Milada Goturi October 11, 2019

On October 9, 2019, the Department of Health and Human Services (“HHS”) proposed significant amendments to the Stark Law, Anti-Kickback Law and Civil Monetary Penalty (“CMP”) Law. These proposed amendments are intended to modernize and clarify these laws, encourage value-based arrangements and care coordination and reduce some of the regulatory burdens on healthcare providers. The proposed amendments reflect efforts of the Centers for Medicare and Medicaid Services (“CMS”) and the HHS Office of Inspector General (“OIG”) to address the transition to value-based health care systems.

Stark Law
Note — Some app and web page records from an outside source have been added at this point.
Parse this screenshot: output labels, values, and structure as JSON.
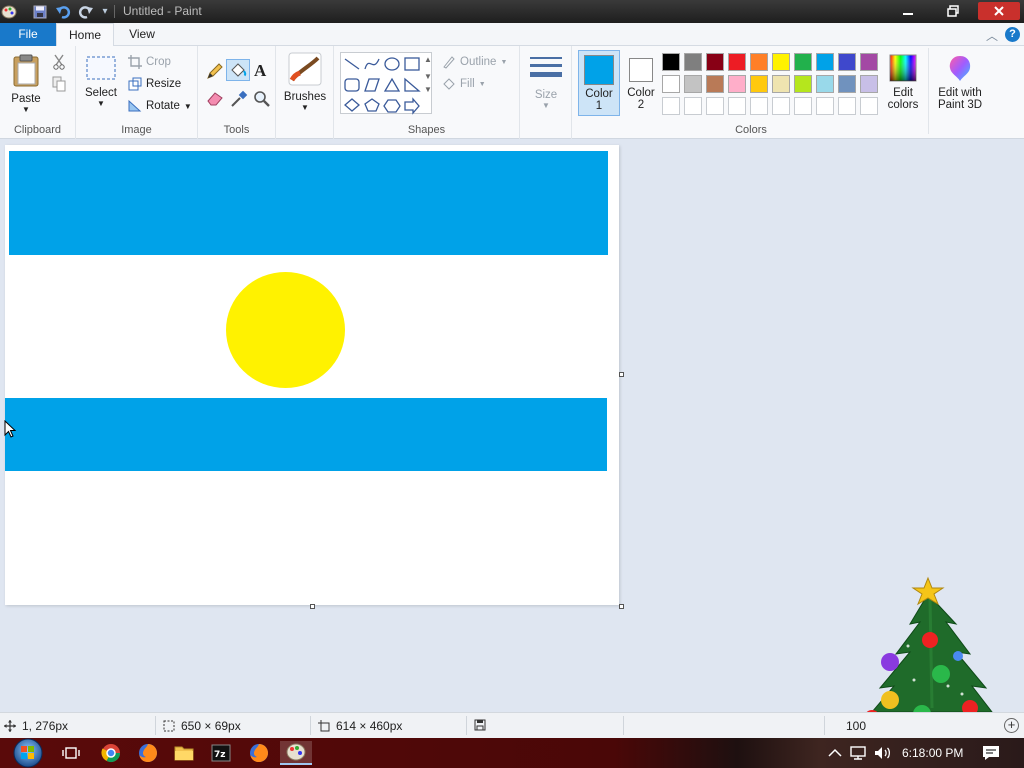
{
  "window": {
    "title": "Untitled - Paint"
  },
  "tabs": {
    "file": "File",
    "home": "Home",
    "view": "View"
  },
  "ribbon": {
    "clipboard": {
      "label": "Clipboard",
      "paste": "Paste"
    },
    "image": {
      "label": "Image",
      "select": "Select",
      "crop": "Crop",
      "resize": "Resize",
      "rotate": "Rotate"
    },
    "tools": {
      "label": "Tools"
    },
    "brushes": {
      "label": "Brushes"
    },
    "shapes": {
      "label": "Shapes",
      "outline": "Outline",
      "fill": "Fill"
    },
    "size": {
      "label": "Size"
    },
    "color1": {
      "label_line1": "Color",
      "label_line2": "1",
      "color": "#00a2e8"
    },
    "color2": {
      "label_line1": "Color",
      "label_line2": "2",
      "color": "#ffffff"
    },
    "colors": {
      "label": "Colors",
      "row1": [
        "#000000",
        "#7f7f7f",
        "#880015",
        "#ed1c24",
        "#ff7f27",
        "#fff200",
        "#22b14c",
        "#00a2e8",
        "#3f48cc",
        "#a349a4"
      ],
      "row2": [
        "#ffffff",
        "#c3c3c3",
        "#b97a57",
        "#ffaec9",
        "#ffc90e",
        "#efe4b0",
        "#b5e61d",
        "#99d9ea",
        "#7092be",
        "#c8bfe7"
      ]
    },
    "edit_colors": {
      "line1": "Edit",
      "line2": "colors"
    },
    "paint3d": {
      "line1": "Edit with",
      "line2": "Paint 3D"
    }
  },
  "canvas": {
    "flag_blue": "#00a2e8",
    "sun_yellow": "#fff200",
    "background": "#ffffff"
  },
  "status": {
    "cursor_pos": "1, 276px",
    "selection_size": "650 × 69px",
    "canvas_size": "614 × 460px",
    "zoom": "100"
  },
  "taskbar": {
    "clock": "6:18:00 PM"
  }
}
CMS proposed new compensation exceptions and clarifications to several existing Stark Law requirements. In the Fact Sheet announcing the proposed rules, CMS indicated that these changes are designed to “support the necessary evolution of the American healthcare delivery and payment system care” and are intended to “unleash innovation by permitting physicians and other healthcare providers to design and enter into value-based arrangements without fear that legitimate activities to coordinate and improve the quality of care for patients and lower costs would violate the Stark Law.”

Specifically, the proposal includes the following:

  • New compensation exceptions for value based arrangements, for limited remuneration to a physician and for cybersecurity technology and related services

  • New and modified guidance on several key Stark Law compliance concepts, including commercial reasonableness, the volume or value standard and fair market value

  • Several clarifications related to Stark Law compliance requirements, among which are group practice requirements and the distribution of DHS profits and guiding principles for calculating the period of disallowance

Anti-Kickback Statute

OIG proposed significant changes to the Anti-Kickback Law by adding six new safe harbors among which are three new safe harbors for value-based arrangements, as well as new safe harbors for donations of cybersecurity technology, CMS-sponsored models and services, and for certain tools and supports furnished under patient engagement arrangements.

The OIG also proposed to update several existing safe harbors:

  • The personal services and management contracts safe harbor will add greater flexibility for outcome-based payments and part-time arrangements

  • The electronic health records safe harbor will promote interoperability

  • The warranty safe harbor will protect more than one item or service

  • The local transportation safe harbor will expand and modify mileage limits for rural areas

Civil Monetary Penalty Law

With respect to proposed changes to the CMP rules, the proposal incorporates a new exception for beneficiary inducements regarding telehealth technologies provided to certain in-home dialysis patients. OIG also noted that the proposed changes to the local transportation safe harbor and new patient engagement safe harbor would also serve as exceptions under CMP’s prohibition of beneficiary inducement.

Next steps

The public currently has the opportunity to provide feedback to HHS on the proposed regulations before the final regulations will be enacted. HHS will be accepting feedback on these proposed changes up until 75 days from the date of publication in the Federal Register, which is currently scheduled for October 17.

If you have any questions regarding the proposed regulations or their impact on healthcare arrangements, please contact the authors of this blog.

Milada Goturi is a member of Thompson Coburn’s Health Care group.